On 12 November 2020, the Mail & Guardian published an op-ed by University of London research associate Dr. Mary Rayner, SERI researcher Thato Masiangoako and Omega Research Foundation's Neil Corney on the dangerous nature of rubber bullets, as a weapon often used by the South African Police Services (SAPS) in public order policing.
They argue that "there is an urgent need to address these issues and to review the “less-lethal weapons” upon which public order police rely. These include the double-ball rounds, fired by 12-gauge pump-action shotguns, which are indiscriminate and inaccurate, and should be prohibited."
From incidents during and prior to the COVID-19 lockdown, there have been numerous incidents that have illustrated the inherent risks from the use of rubber bullets including the fatal shooting of Andries Tatane in 2011 and concerning injuries sustained from incidents of excessive uses of force against student protestors at the University of the Witwatersrand in 2016, where the police fired 2 624 rubber bullets. Cases documented in the Socio-Economic Rights Institute’s (SERI) A Double Harm report show that the police caused serious injuries when they fired rubber bullets at “close” or “contact-range”, at unarmed students, humanitarian workers and fleeing protestors who posed no threat at the time.
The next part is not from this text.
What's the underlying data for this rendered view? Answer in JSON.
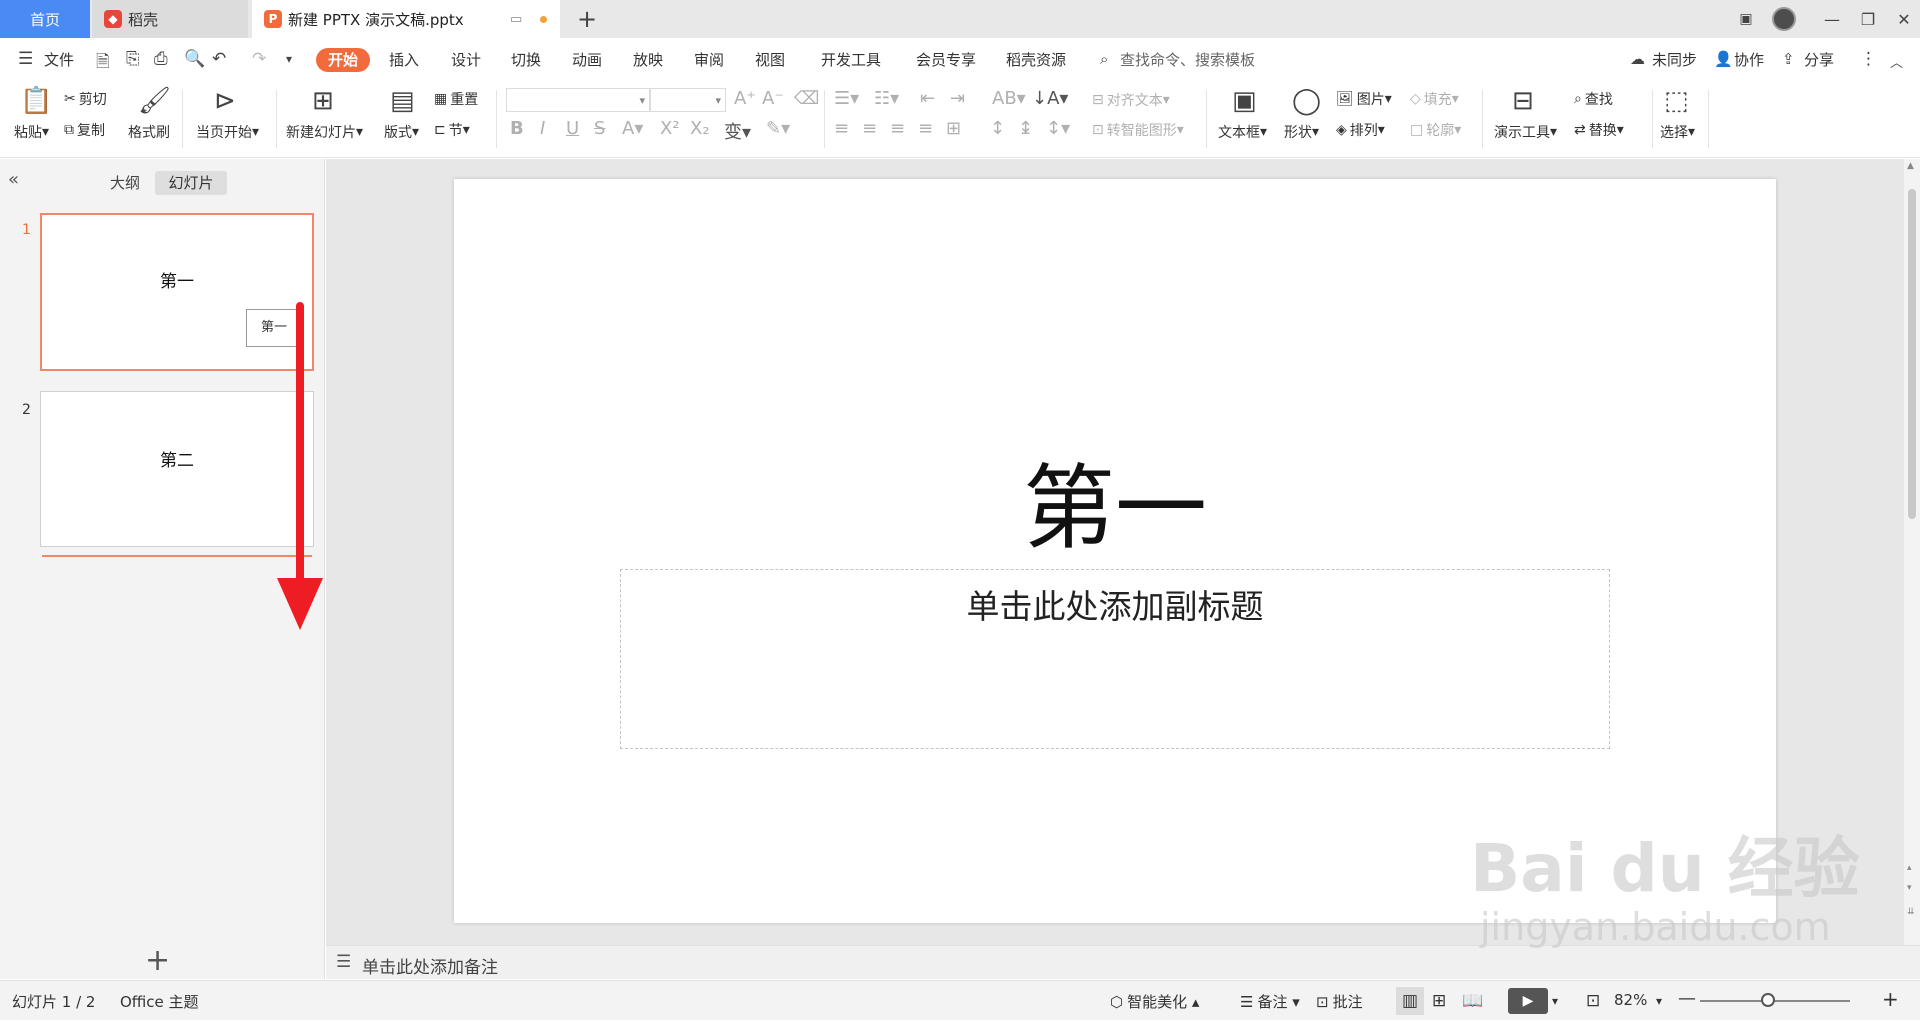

They add that "the United Nations Office of the High Commissioner for Human Rights (OHCHR) confirmed that many kinetic impact projectiles (KIPs), such as rubber bullets discharged from shotguns, are inaccurate and indiscriminate, particularly when multiple projectiles are fired simultaneously from the same weapon or when they are fired towards the ground because there is no control over the direction of the bullets fired... thereby putting unintended targets at risk whenever this weapon is fired."